Problem description — Gather, from the listing beneath this task, every line holding the string "false".
::::::
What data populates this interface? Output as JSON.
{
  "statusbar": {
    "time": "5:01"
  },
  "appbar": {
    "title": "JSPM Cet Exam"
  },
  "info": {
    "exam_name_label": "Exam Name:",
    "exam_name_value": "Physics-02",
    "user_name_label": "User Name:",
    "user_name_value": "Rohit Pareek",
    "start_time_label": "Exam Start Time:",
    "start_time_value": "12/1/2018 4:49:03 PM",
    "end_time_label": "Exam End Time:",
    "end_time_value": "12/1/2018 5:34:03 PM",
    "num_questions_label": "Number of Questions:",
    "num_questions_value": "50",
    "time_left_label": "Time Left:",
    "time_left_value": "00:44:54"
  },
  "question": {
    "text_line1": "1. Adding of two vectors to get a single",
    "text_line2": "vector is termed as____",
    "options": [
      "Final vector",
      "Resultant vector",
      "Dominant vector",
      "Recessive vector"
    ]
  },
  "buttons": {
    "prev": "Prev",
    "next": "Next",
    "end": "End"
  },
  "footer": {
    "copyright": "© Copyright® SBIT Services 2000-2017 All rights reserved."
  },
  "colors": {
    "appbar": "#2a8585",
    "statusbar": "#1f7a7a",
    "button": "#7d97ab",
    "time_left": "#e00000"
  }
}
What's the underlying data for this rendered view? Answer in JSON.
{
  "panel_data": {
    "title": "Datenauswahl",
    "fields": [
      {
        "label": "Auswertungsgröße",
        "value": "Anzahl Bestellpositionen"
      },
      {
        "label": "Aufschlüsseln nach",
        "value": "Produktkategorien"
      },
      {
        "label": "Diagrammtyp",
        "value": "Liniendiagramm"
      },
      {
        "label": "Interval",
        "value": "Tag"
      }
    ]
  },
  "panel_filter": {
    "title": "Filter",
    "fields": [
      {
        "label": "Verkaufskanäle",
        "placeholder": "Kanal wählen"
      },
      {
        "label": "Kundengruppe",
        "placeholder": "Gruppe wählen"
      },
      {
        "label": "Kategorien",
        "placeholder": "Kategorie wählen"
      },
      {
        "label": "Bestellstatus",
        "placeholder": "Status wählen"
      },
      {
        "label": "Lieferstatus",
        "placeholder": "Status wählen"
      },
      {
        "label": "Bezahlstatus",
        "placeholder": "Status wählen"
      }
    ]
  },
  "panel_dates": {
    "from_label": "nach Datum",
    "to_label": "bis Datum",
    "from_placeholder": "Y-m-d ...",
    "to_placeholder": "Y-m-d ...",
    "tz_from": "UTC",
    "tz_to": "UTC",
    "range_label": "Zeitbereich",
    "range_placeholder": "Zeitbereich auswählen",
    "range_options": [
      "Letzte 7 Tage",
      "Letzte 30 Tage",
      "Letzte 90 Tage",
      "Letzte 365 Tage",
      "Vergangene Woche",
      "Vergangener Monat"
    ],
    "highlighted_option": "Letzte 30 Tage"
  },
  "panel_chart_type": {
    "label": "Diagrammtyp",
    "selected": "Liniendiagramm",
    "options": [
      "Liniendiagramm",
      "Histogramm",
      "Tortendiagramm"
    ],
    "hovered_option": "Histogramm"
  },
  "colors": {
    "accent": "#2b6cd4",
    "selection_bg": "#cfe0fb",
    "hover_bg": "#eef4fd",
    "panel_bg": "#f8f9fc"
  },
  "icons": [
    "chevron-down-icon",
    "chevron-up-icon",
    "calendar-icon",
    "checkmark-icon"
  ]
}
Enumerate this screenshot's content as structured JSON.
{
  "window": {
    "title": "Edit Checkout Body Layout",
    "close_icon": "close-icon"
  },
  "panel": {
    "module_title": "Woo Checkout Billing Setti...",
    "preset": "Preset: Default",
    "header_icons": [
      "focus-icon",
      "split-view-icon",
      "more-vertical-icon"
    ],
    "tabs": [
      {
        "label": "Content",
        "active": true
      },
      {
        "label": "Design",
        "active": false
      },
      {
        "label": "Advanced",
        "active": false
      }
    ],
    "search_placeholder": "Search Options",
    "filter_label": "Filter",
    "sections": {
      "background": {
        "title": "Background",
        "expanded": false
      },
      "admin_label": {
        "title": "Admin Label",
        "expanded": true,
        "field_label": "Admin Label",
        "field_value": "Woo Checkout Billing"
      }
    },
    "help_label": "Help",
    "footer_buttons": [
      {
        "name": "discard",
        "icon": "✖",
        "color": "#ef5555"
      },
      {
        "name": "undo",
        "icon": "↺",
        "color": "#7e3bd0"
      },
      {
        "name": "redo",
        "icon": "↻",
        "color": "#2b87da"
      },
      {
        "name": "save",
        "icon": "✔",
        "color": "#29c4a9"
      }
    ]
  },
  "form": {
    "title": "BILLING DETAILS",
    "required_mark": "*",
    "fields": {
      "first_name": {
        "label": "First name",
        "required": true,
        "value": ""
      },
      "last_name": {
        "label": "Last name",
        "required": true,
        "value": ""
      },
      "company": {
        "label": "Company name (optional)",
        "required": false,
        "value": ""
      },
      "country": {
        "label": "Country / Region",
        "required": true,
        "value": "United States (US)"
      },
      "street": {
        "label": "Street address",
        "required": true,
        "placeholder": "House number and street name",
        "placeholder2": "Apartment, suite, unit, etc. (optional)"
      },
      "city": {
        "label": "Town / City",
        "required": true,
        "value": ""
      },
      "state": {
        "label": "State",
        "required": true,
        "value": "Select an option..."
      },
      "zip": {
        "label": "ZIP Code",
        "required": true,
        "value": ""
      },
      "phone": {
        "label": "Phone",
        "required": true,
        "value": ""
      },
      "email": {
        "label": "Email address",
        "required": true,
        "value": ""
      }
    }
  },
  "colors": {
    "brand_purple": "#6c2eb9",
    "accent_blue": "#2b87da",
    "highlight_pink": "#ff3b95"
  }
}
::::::
Answer space —
        "active": false
        "active": false
        "expanded": false
        "required": false,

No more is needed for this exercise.